(Given information)

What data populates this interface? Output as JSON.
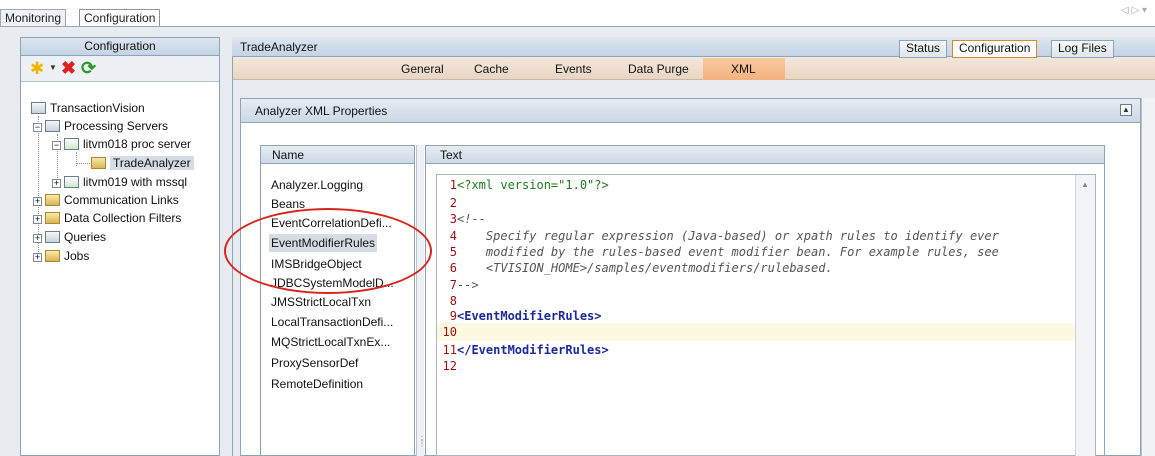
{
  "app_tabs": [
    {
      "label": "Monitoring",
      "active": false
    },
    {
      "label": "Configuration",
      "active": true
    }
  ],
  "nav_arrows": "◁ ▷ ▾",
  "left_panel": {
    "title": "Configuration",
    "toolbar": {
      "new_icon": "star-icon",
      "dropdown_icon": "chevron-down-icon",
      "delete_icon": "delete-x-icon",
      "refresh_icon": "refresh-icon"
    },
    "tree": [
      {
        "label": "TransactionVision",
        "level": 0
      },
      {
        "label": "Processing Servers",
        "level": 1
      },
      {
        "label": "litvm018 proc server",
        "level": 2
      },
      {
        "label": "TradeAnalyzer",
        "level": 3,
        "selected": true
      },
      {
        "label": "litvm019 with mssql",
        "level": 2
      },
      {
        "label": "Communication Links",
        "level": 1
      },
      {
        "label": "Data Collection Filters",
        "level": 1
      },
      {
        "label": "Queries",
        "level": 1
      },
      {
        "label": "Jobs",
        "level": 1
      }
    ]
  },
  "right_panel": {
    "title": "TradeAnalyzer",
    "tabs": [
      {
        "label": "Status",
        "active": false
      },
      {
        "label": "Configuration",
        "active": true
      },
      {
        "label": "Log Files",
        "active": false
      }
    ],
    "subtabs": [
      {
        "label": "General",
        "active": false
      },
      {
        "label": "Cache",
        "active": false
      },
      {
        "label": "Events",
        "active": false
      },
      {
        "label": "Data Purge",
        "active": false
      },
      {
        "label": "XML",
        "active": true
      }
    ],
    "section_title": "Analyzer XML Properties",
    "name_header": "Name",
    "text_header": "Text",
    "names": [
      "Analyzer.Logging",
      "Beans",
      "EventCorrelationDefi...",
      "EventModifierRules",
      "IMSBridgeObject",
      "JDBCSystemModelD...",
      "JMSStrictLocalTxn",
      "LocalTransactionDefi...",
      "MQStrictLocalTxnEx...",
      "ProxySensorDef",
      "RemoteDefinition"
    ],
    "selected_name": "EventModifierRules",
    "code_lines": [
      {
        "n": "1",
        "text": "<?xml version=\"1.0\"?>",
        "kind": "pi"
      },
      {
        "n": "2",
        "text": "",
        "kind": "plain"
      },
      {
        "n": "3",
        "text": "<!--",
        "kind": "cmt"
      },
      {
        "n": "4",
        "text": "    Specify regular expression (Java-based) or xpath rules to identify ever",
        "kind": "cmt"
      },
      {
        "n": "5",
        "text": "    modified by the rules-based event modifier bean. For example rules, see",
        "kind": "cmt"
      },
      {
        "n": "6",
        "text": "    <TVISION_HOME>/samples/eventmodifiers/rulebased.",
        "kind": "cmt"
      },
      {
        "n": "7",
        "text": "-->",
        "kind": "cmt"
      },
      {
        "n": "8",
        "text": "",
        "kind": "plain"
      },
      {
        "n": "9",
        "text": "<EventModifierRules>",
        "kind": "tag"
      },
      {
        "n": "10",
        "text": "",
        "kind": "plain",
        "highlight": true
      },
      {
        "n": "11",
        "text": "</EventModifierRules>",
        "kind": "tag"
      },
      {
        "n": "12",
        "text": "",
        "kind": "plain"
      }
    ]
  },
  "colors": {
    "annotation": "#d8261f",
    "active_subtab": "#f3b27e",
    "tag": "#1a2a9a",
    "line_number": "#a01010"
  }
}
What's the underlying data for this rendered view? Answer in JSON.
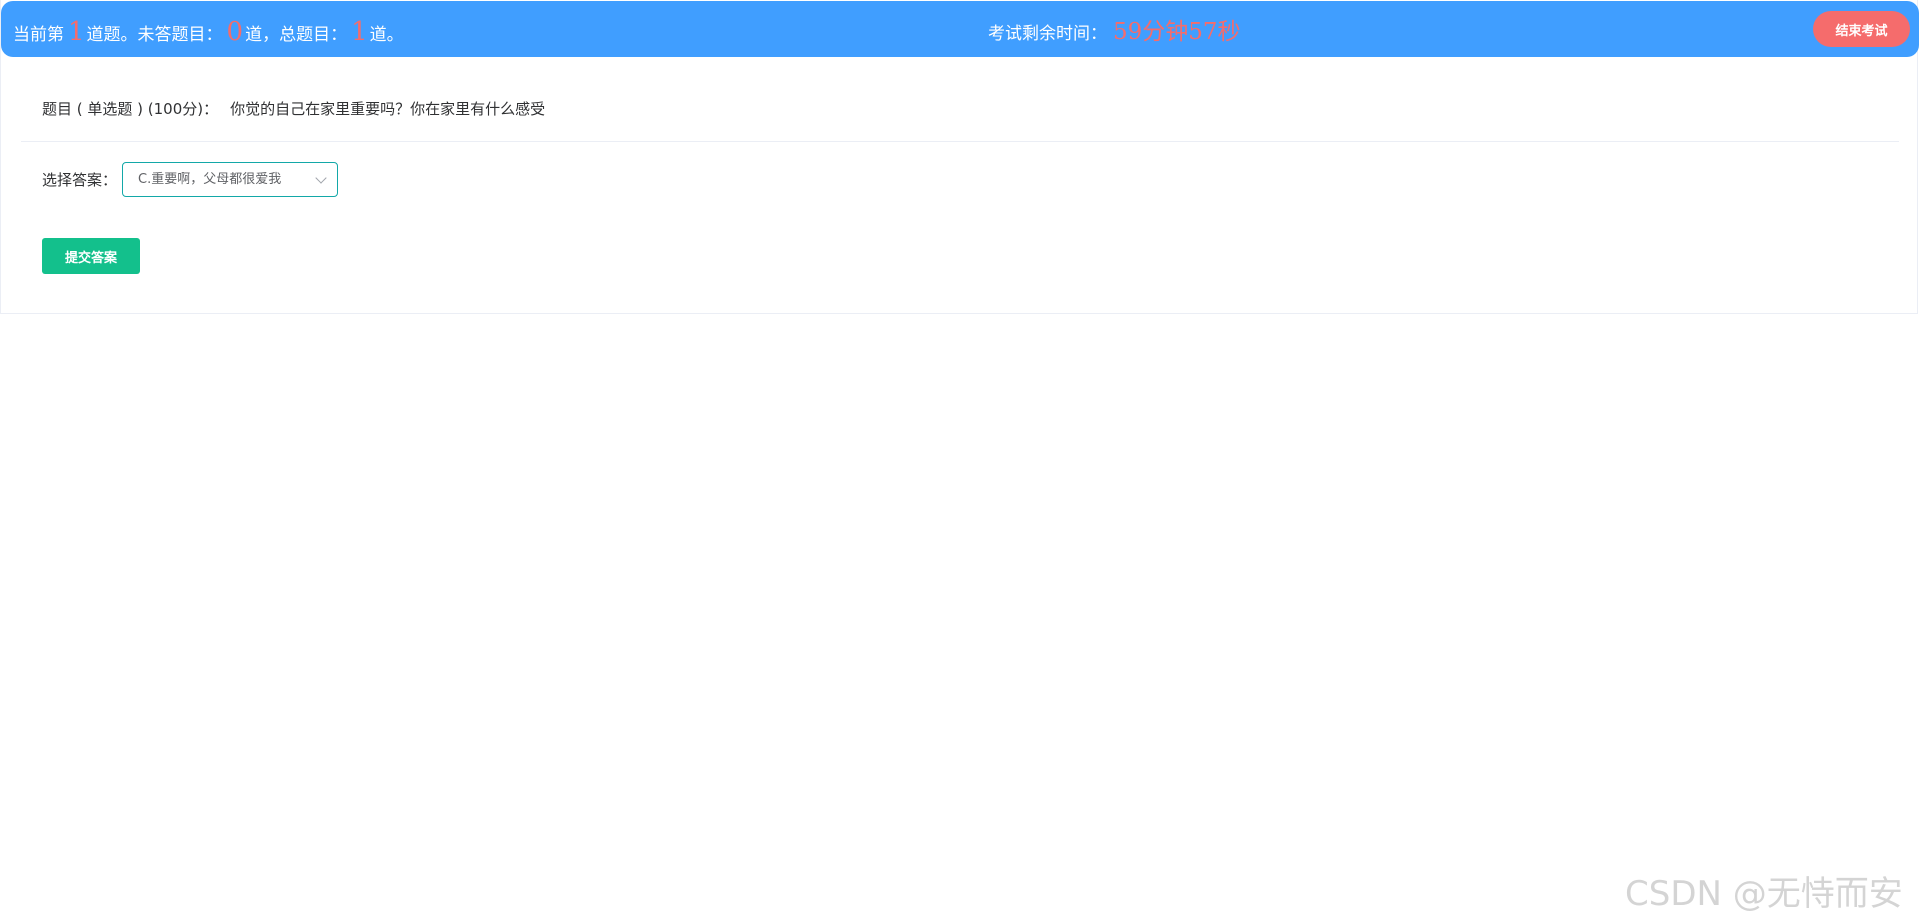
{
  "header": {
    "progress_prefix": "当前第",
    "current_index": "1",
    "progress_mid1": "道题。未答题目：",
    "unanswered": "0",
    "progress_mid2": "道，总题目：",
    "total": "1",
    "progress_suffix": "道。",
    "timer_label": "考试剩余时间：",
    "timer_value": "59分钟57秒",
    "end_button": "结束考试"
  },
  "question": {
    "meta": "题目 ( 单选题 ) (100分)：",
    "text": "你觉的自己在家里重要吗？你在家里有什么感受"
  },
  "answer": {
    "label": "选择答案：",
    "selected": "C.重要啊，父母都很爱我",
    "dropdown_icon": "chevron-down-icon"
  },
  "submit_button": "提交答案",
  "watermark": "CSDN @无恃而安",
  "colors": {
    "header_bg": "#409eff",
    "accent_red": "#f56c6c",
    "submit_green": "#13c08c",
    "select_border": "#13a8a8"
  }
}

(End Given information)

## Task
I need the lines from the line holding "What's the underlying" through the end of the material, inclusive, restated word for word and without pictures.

## Your response
What's the underlying data for this rendered view? Answer in JSON.
{
  "header": {
    "progress_prefix": "当前第",
    "current_index": "1",
    "progress_mid1": "道题。未答题目：",
    "unanswered": "0",
    "progress_mid2": "道，总题目：",
    "total": "1",
    "progress_suffix": "道。",
    "timer_label": "考试剩余时间：",
    "timer_value": "59分钟57秒",
    "end_button": "结束考试"
  },
  "question": {
    "meta": "题目 ( 单选题 ) (100分)：",
    "text": "你觉的自己在家里重要吗？你在家里有什么感受"
  },
  "answer": {
    "label": "选择答案：",
    "selected": "C.重要啊，父母都很爱我",
    "dropdown_icon": "chevron-down-icon"
  },
  "submit_button": "提交答案",
  "watermark": "CSDN @无恃而安",
  "colors": {
    "header_bg": "#409eff",
    "accent_red": "#f56c6c",
    "submit_green": "#13c08c",
    "select_border": "#13a8a8"
  }
}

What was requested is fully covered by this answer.